(Dataset excerpts)

☆ ☆ ☆ ☆

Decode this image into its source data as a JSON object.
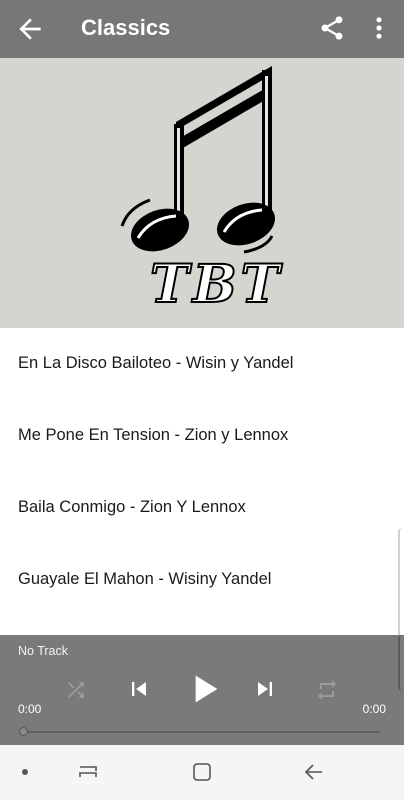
{
  "appbar": {
    "title": "Classics",
    "icons": {
      "back": "arrow-back-icon",
      "share": "share-icon",
      "more": "more-vert-icon"
    }
  },
  "banner": {
    "logo_text": "TBT",
    "logo_icon": "music-note-icon"
  },
  "tracks": [
    "En La Disco Bailoteo - Wisin y Yandel",
    "Me Pone En Tension - Zion y Lennox",
    "Baila Conmigo - Zion Y Lennox",
    "Guayale El Mahon - Wisiny Yandel"
  ],
  "player": {
    "now_playing": "No Track",
    "elapsed": "0:00",
    "duration": "0:00",
    "progress": 0,
    "icons": [
      "shuffle-icon",
      "skip-previous-icon",
      "play-icon",
      "skip-next-icon",
      "repeat-icon"
    ]
  },
  "system_nav": {
    "icons": [
      "dot-icon",
      "recents-icon",
      "home-icon",
      "back-icon"
    ]
  },
  "colors": {
    "appbar": "#777777",
    "player": "#7a7a7a",
    "banner": "#d5d5d0",
    "navbar": "#f5f5f5"
  }
}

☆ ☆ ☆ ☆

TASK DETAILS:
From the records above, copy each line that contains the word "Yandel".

TASK ANSWER:
    "En La Disco Bailoteo - Wisin y Yandel",
    "Guayale El Mahon - Wisiny Yandel"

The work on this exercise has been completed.